“I think we were a little off there fundamentally in a game where we needed to play with great fundamentals,’’ Carroll said. “We’ve had a lot of guys on the injury list and we’ve made it through it. But I think it finally caught up to us a little bit.’’
Carroll said Wright should be back this week and there’s “a really good chance’’ Wagner will play, which should help against Dallas.
2. A stagnant offense
While the defense had some ready excuses for its struggles, the offense didn’t. Everybody was healthy and theoretically ready to go.
But Russell Wilson missed some throws early, the running game went nowhere and Wilson was sacked seven times, tying the most of his career. And with the Rams offense rolling, the Seahawks could never counter with a drive to get Seattle back in the game.
“Anywhere in there if we had put a drive together or a sequence there where we could get on the board, it makes a big difference,’’ Carroll said.
Instead, Seattle didn’t get past the Rams 49-yard-line until it was 40-0.
Two early holding penalties on Duane Brown hurt, as did a fumble on the first series by Tanner McEvoy and then a fumble by Wilson when it was 20-0 on the only play Seattle ran in the first half inside Rams territory.
Los Angeles scored quickly to make it 27-0 and that was pretty much that.
Seattle finished with just 143 yards, its fewest since a 2013 game against the Rams in St. Louis, which the Seahawks won 14-9.
3. Too many happy returns for the Rams.
Another key to Seattle’s win in the first game was making the Rams have to move long and far to score – Los Angeles’ average drive start in that game was its own 29.
Sunday, the Rams’ average drive start was its own 47 with seven of possessions beginning at midfield or in Seattle territory.
Three of those were set up by long punt returns of 53, 26 and 26 by Pharoh Cooper.
The first went to the 1 and set up a TD that made it 13-0.

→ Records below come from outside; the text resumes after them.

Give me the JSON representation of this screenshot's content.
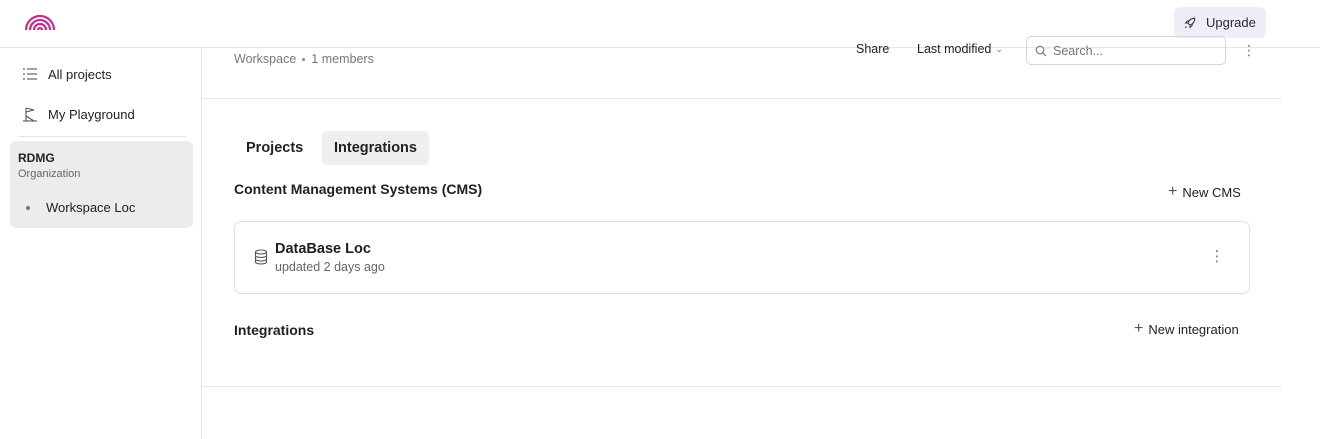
{
  "topbar": {
    "upgrade_label": "Upgrade",
    "logo_icon": "rainbow-logo-icon",
    "upgrade_icon": "rocket-icon",
    "accent": "#c42e8f"
  },
  "sidebar": {
    "items": [
      {
        "label": "All projects",
        "icon": "list-icon"
      },
      {
        "label": "My Playground",
        "icon": "playground-icon"
      }
    ],
    "org": {
      "name": "RDMG",
      "type": "Organization",
      "workspace": "Workspace Loc"
    }
  },
  "header": {
    "ws_type": "Workspace",
    "members": "1 members",
    "share_label": "Share",
    "sort_label": "Last modified",
    "search_placeholder": "Search..."
  },
  "tabs": [
    {
      "label": "Projects",
      "active": false
    },
    {
      "label": "Integrations",
      "active": true
    }
  ],
  "cms_section": {
    "title": "Content Management Systems (CMS)",
    "new_label": "New CMS",
    "items": [
      {
        "name": "DataBase Loc",
        "updated": "updated 2 days ago",
        "icon": "database-icon"
      }
    ]
  },
  "integrations_section": {
    "title": "Integrations",
    "new_label": "New integration"
  }
}
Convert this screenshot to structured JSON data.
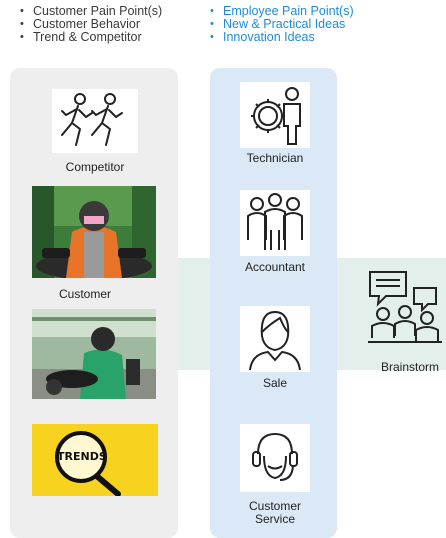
{
  "left_bullets": [
    "Customer Pain Point(s)",
    "Customer Behavior",
    "Trend & Competitor"
  ],
  "right_bullets": [
    "Employee Pain Point(s)",
    "New & Practical Ideas",
    "Innovation Ideas"
  ],
  "left_column": {
    "competitor_label": "Competitor",
    "customer_label": "Customer",
    "trends_text": "TRENDS"
  },
  "middle_column": {
    "technician_label": "Technician",
    "accountant_label": "Accountant",
    "sale_label": "Sale",
    "customer_service_line1": "Customer",
    "customer_service_line2": "Service"
  },
  "brainstorm_label": "Brainstorm",
  "colors": {
    "left_bullet_text": "#3a3a3a",
    "right_bullet_text": "#1f8bd6",
    "left_column_bg": "#eeeeee",
    "middle_column_bg": "#dbe8f6",
    "band_bg": "#e2efeb",
    "trends_bg": "#f7d21f"
  }
}
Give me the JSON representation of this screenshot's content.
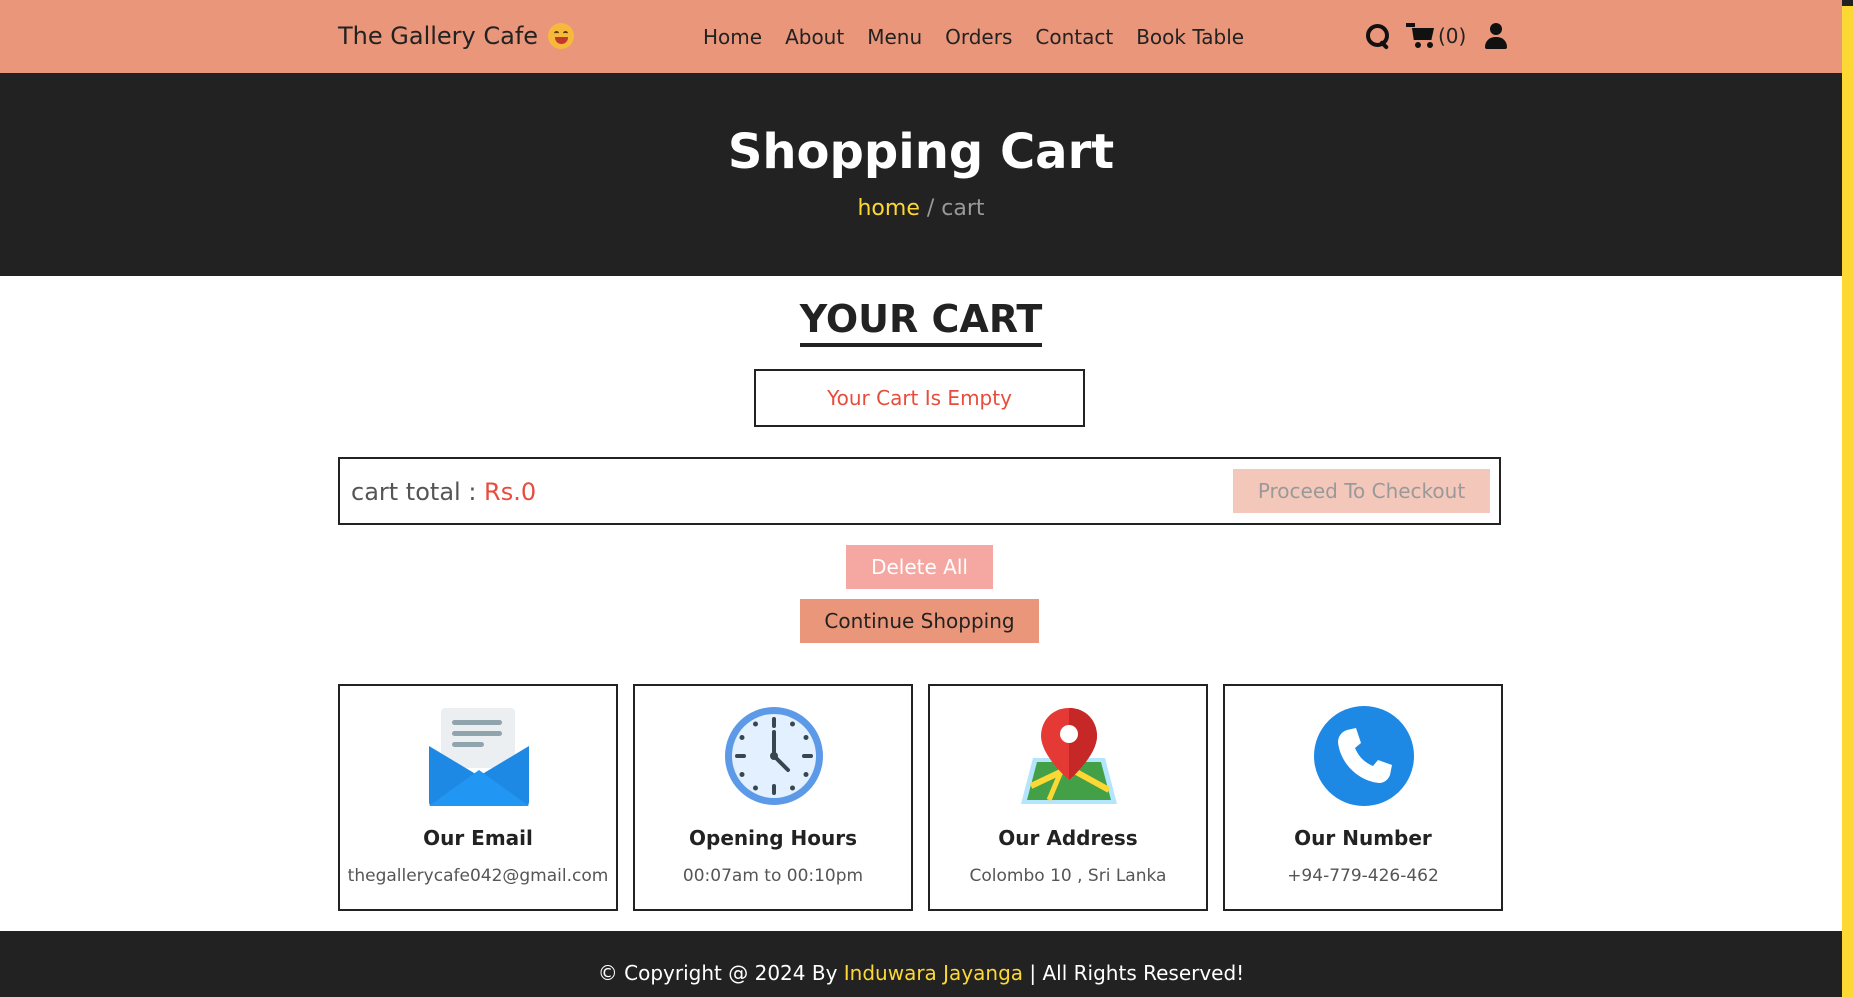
{
  "header": {
    "logo_text": "The Gallery Cafe",
    "nav": [
      "Home",
      "About",
      "Menu",
      "Orders",
      "Contact",
      "Book Table"
    ],
    "cart_count": "(0)"
  },
  "hero": {
    "title": "Shopping Cart",
    "breadcrumb_home": "home",
    "breadcrumb_sep": " / ",
    "breadcrumb_current": "cart"
  },
  "cart": {
    "heading": "YOUR CART",
    "empty_message": "Your Cart Is Empty",
    "total_label": "cart total : ",
    "total_amount": "Rs.0",
    "checkout_label": "Proceed To Checkout",
    "delete_all_label": "Delete All",
    "continue_label": "Continue Shopping"
  },
  "info_cards": [
    {
      "icon": "envelope-icon",
      "title": "Our Email",
      "value": "thegallerycafe042@gmail.com"
    },
    {
      "icon": "clock-icon",
      "title": "Opening Hours",
      "value": "00:07am to 00:10pm"
    },
    {
      "icon": "map-pin-icon",
      "title": "Our Address",
      "value": "Colombo 10 , Sri Lanka"
    },
    {
      "icon": "phone-icon",
      "title": "Our Number",
      "value": "+94-779-426-462"
    }
  ],
  "footer": {
    "prefix": "© Copyright @ 2024 By ",
    "author": "Induwara Jayanga",
    "suffix": " | All Rights Reserved!"
  },
  "colors": {
    "header_bg": "#ea967a",
    "dark_bg": "#222222",
    "accent_yellow": "#fdd835",
    "alert_red": "#e74c3c",
    "delete_btn": "#f5a7a2",
    "checkout_btn_disabled": "#f3c8bb"
  }
}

Carroll noted Monday “we had him surrounded. On the big one there were six guys right there and it got through and we missed two opportunities to tackle him.’’
After that, Carroll said “we got a little bit cautious to make sure it didn’t happen the next time and it kind of compounded for us.’’
So basically, everything went wrong leaving Seattle needing to not only win its final two games but also needing two losses by Atlanta and one by Detroit to get into the playoffs.
Carroll planned to have Monday night’s Tampa Bay-Atlanta game “on the screen’’ as he went about preparing for the week.
But he said he wouldn’t lay out the scenarios for his players.
“We don’t go that way,’’ Carroll said. “We just have to take care of our business.’’
After Sunday, that seems like more than enough to worry about.
Subscribe to the sports newsletter
Get the day’s top sports headlines and breaking news delivered to your inbox by subscribing here.